Pérez, Raúl. 2013. “Learning to Make Racism Funny in the ‘color-Blind’ Era: Stand-up Comedy Students, Performance Strategies, and the (Re)production of Racist Jokes in Public.” Discourse & Society 24(4):478–503.
Abstract: This article contends performance comedy serves as a mechanism for expressing ethnic and racial stereotypes in public and presents a challenge to studies of contemporary racial discourse which suggest overt racetalk in public is on the decline. In this ethnographic study on the training of stand-up comedians, I probe how comedy students learn to use rhetorical performance strategies to couch ethnic and racial stereotypes in more palatable ways, in order to be ‘funny’ rather than ‘offensive’ in public. Using critical discourse analysis (CDA), this study illustrates the role elites play in managing racial discourse. It is found that white versus non-white comedy students are taught to engage in racial discourse in different ways. Whites are taught distance and denial strategies which allow them to engage in overt racial commentary and deny racism or racist intent, while non-whites are often encouraged to engage in racial stereotypes uncritically. This study shows how strategic use of humor allows the ‘constraints’ on current racial discourse, on whites in particular, to be broken, suggesting a new phase of color-blind racism may be underway.
Glenn E. Bracey

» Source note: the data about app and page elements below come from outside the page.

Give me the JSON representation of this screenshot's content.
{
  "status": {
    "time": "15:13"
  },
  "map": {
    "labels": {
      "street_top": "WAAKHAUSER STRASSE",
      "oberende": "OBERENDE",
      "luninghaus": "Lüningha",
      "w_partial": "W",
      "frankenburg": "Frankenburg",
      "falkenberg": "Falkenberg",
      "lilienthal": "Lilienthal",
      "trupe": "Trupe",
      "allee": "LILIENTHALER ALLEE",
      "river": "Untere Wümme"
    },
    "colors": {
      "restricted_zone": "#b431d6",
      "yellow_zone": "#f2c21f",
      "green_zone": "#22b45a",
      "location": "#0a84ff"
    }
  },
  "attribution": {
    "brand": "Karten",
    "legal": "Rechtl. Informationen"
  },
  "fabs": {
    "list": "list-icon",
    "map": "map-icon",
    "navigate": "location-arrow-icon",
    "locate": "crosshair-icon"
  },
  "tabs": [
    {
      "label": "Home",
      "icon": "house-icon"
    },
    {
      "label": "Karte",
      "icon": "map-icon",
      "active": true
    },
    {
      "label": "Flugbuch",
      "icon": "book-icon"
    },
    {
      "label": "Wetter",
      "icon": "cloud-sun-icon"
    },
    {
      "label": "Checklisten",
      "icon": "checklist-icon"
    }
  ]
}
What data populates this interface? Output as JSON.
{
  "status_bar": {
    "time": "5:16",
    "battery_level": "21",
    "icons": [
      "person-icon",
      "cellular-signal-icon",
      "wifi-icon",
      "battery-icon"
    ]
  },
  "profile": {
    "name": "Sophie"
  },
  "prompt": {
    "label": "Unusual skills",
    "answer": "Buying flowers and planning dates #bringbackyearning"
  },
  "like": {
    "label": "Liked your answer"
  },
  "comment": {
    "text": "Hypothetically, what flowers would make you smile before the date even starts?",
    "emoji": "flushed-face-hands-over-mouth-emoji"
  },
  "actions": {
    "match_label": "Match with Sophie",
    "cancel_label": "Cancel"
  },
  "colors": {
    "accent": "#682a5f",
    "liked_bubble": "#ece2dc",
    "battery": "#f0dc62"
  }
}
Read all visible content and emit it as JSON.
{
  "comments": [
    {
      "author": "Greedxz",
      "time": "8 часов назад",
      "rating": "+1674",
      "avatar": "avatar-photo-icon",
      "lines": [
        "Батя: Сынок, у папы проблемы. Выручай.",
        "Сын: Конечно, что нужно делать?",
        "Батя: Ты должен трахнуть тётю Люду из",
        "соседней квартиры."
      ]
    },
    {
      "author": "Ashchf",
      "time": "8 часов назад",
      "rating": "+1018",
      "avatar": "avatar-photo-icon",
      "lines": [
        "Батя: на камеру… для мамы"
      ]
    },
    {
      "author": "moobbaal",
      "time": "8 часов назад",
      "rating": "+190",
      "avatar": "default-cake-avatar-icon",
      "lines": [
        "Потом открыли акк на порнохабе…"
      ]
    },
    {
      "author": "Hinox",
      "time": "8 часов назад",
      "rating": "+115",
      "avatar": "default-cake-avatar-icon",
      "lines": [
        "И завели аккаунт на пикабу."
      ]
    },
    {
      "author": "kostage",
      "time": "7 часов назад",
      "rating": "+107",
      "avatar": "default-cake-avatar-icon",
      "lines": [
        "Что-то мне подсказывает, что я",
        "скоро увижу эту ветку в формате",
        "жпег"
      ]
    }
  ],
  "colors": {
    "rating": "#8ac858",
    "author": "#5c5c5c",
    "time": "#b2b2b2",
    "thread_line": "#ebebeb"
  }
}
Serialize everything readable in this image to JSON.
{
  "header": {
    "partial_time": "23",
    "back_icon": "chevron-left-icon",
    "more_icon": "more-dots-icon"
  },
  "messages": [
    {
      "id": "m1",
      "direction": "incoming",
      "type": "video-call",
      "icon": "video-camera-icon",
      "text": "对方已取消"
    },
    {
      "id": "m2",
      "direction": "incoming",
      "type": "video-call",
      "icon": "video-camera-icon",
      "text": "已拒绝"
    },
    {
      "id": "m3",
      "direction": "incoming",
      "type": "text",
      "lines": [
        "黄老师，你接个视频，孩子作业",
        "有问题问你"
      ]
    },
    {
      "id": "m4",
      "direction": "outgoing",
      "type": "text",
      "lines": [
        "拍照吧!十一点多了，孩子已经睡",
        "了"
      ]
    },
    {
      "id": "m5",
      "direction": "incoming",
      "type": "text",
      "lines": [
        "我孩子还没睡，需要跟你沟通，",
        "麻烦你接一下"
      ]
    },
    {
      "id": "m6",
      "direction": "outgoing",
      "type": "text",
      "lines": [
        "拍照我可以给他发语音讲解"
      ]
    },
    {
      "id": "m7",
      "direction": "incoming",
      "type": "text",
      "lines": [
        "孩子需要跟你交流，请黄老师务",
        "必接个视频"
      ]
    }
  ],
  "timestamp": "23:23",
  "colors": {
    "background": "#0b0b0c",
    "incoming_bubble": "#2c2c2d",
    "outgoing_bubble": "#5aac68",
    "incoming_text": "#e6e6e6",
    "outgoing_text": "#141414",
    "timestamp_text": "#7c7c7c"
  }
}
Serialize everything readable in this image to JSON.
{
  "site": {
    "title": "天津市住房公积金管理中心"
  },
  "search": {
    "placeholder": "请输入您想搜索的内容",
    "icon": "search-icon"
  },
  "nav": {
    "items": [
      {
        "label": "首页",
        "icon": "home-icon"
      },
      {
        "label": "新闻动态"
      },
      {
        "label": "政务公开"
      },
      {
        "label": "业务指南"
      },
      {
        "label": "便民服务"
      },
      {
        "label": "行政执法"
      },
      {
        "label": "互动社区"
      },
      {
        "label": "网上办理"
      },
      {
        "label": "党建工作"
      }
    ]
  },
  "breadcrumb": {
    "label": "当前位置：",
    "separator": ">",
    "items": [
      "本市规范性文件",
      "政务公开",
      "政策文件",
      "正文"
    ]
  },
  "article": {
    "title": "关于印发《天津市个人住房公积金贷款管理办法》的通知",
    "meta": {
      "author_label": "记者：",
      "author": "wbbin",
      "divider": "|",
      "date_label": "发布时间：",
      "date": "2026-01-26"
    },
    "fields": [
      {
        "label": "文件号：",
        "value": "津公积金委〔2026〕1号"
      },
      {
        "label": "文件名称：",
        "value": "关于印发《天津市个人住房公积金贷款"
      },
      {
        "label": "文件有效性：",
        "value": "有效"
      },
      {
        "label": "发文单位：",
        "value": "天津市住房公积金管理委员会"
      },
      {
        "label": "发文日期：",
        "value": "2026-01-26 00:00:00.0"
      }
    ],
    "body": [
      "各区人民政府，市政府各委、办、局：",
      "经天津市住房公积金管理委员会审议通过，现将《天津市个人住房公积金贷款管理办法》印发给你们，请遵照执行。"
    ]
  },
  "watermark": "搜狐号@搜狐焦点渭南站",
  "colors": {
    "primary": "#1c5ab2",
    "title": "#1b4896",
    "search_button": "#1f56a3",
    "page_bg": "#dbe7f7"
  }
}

Abstract: Critical Race Theory (CRT) is a broad theoretical framework created by synthesizing the main themes of scholars who have challenged dominant contemporary understandings of race and the law. Although a theory of state tacitly undergirds much critical race scholarship, no one has yet aggregated the literature’s disparate assertions into a unified theory of state. This article represents an initial contribution toward that effort. Through comparison with Omi and Winant’s (1994) Racial State Theory (RST), I identify six central tenets – racialization of the state; state as white institutional space; instrumentalism; interest-convergence; fluid boundaries; and permanent racist orientation – that characterize the CRT of State for the United States. I close by entertaining three questions Omi and Winant (2012) argue demonstrate the utility of RST and use them to illustrate where the CRT of State I outline achieves greater analytical purchase than RST.
Abstract: In this article, I theorize “complicit masculinity” to examine how access to capital, in other words, making or spending money, mediates masculine identity for un- and underemployed black men. Arguing that hegemony operates around producer-provider norms of masculinity and through tropes of blackness within a system of racial capitalism, I show how complicity underscores the reality of differential aspirational models in the context of severe un- and underemployment and the failure of the classic breadwinner model for black men globally. I draw on participant observation fieldwork and interviews with men from Abidjan, Côte d’Ivoire’s informal sector from 2008 to 2009. I investigate two groups of men: political propagandists (orators) for former President Laurent Gbagbo and mobile street vendors. Rejecting racialized colonial narratives that positioned salaried workers as “evolved,” orators used anti-French rhetoric and ties to the political regime to pursue entrepreneurial identities. Vendors, positioned as illegitimate workers and non-citizens, asserted consumerist models of masculinity from global black popular culture. I show how entrepreneurialism and consumerism, the two paradigmatic neoliberal identities, have become ways for black men to assert economic participation as alternatives to the producer-provider ideal.